## What is required
Start to finish, print the entries exactly, and carry none of the pictures over.

## Records to use
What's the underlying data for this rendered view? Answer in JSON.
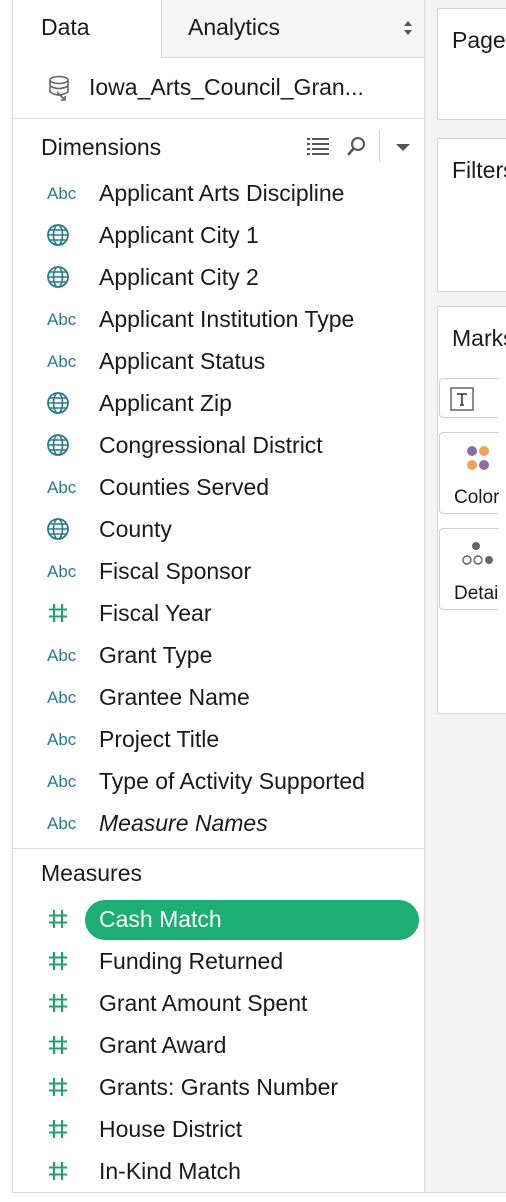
{
  "tabs": {
    "data": "Data",
    "analytics": "Analytics"
  },
  "datasource": {
    "name": "Iowa_Arts_Council_Gran...",
    "icon": "database-icon"
  },
  "dimensions": {
    "header": "Dimensions",
    "items": [
      {
        "type": "abc",
        "label": "Applicant Arts Discipline"
      },
      {
        "type": "geo",
        "label": "Applicant City 1"
      },
      {
        "type": "geo",
        "label": "Applicant City 2"
      },
      {
        "type": "abc",
        "label": "Applicant Institution Type"
      },
      {
        "type": "abc",
        "label": "Applicant Status"
      },
      {
        "type": "geo",
        "label": "Applicant Zip"
      },
      {
        "type": "geo",
        "label": "Congressional District"
      },
      {
        "type": "abc",
        "label": "Counties Served"
      },
      {
        "type": "geo",
        "label": "County"
      },
      {
        "type": "abc",
        "label": "Fiscal Sponsor"
      },
      {
        "type": "num",
        "label": "Fiscal Year"
      },
      {
        "type": "abc",
        "label": "Grant Type"
      },
      {
        "type": "abc",
        "label": "Grantee Name"
      },
      {
        "type": "abc",
        "label": "Project Title"
      },
      {
        "type": "abc",
        "label": "Type of Activity Supported"
      },
      {
        "type": "abc",
        "label": "Measure Names",
        "italic": true
      }
    ]
  },
  "measures": {
    "header": "Measures",
    "items": [
      {
        "type": "num",
        "label": "Cash Match",
        "selected": true
      },
      {
        "type": "num",
        "label": "Funding Returned"
      },
      {
        "type": "num",
        "label": "Grant Amount Spent"
      },
      {
        "type": "num",
        "label": "Grant Award"
      },
      {
        "type": "num",
        "label": "Grants: Grants Number"
      },
      {
        "type": "num",
        "label": "House District"
      },
      {
        "type": "num",
        "label": "In-Kind Match"
      }
    ]
  },
  "abc_text": "Abc",
  "shelves": {
    "pages": "Pages",
    "filters": "Filters",
    "marks": "Marks",
    "color": "Color",
    "detail": "Detail"
  },
  "colors": {
    "accent_green": "#1dae76",
    "abc_teal": "#2b7a8c",
    "geo_teal": "#2b7a8c",
    "measure_green": "#1aa370",
    "mark_purple": "#8c6fa5",
    "mark_orange": "#f2a25c"
  }
}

## Exercise response
What's the underlying data for this rendered view? Answer in JSON.
{
  "tabs": {
    "data": "Data",
    "analytics": "Analytics"
  },
  "datasource": {
    "name": "Iowa_Arts_Council_Gran...",
    "icon": "database-icon"
  },
  "dimensions": {
    "header": "Dimensions",
    "items": [
      {
        "type": "abc",
        "label": "Applicant Arts Discipline"
      },
      {
        "type": "geo",
        "label": "Applicant City 1"
      },
      {
        "type": "geo",
        "label": "Applicant City 2"
      },
      {
        "type": "abc",
        "label": "Applicant Institution Type"
      },
      {
        "type": "abc",
        "label": "Applicant Status"
      },
      {
        "type": "geo",
        "label": "Applicant Zip"
      },
      {
        "type": "geo",
        "label": "Congressional District"
      },
      {
        "type": "abc",
        "label": "Counties Served"
      },
      {
        "type": "geo",
        "label": "County"
      },
      {
        "type": "abc",
        "label": "Fiscal Sponsor"
      },
      {
        "type": "num",
        "label": "Fiscal Year"
      },
      {
        "type": "abc",
        "label": "Grant Type"
      },
      {
        "type": "abc",
        "label": "Grantee Name"
      },
      {
        "type": "abc",
        "label": "Project Title"
      },
      {
        "type": "abc",
        "label": "Type of Activity Supported"
      },
      {
        "type": "abc",
        "label": "Measure Names",
        "italic": true
      }
    ]
  },
  "measures": {
    "header": "Measures",
    "items": [
      {
        "type": "num",
        "label": "Cash Match",
        "selected": true
      },
      {
        "type": "num",
        "label": "Funding Returned"
      },
      {
        "type": "num",
        "label": "Grant Amount Spent"
      },
      {
        "type": "num",
        "label": "Grant Award"
      },
      {
        "type": "num",
        "label": "Grants: Grants Number"
      },
      {
        "type": "num",
        "label": "House District"
      },
      {
        "type": "num",
        "label": "In-Kind Match"
      }
    ]
  },
  "abc_text": "Abc",
  "shelves": {
    "pages": "Pages",
    "filters": "Filters",
    "marks": "Marks",
    "color": "Color",
    "detail": "Detail"
  },
  "colors": {
    "accent_green": "#1dae76",
    "abc_teal": "#2b7a8c",
    "geo_teal": "#2b7a8c",
    "measure_green": "#1aa370",
    "mark_purple": "#8c6fa5",
    "mark_orange": "#f2a25c"
  }
}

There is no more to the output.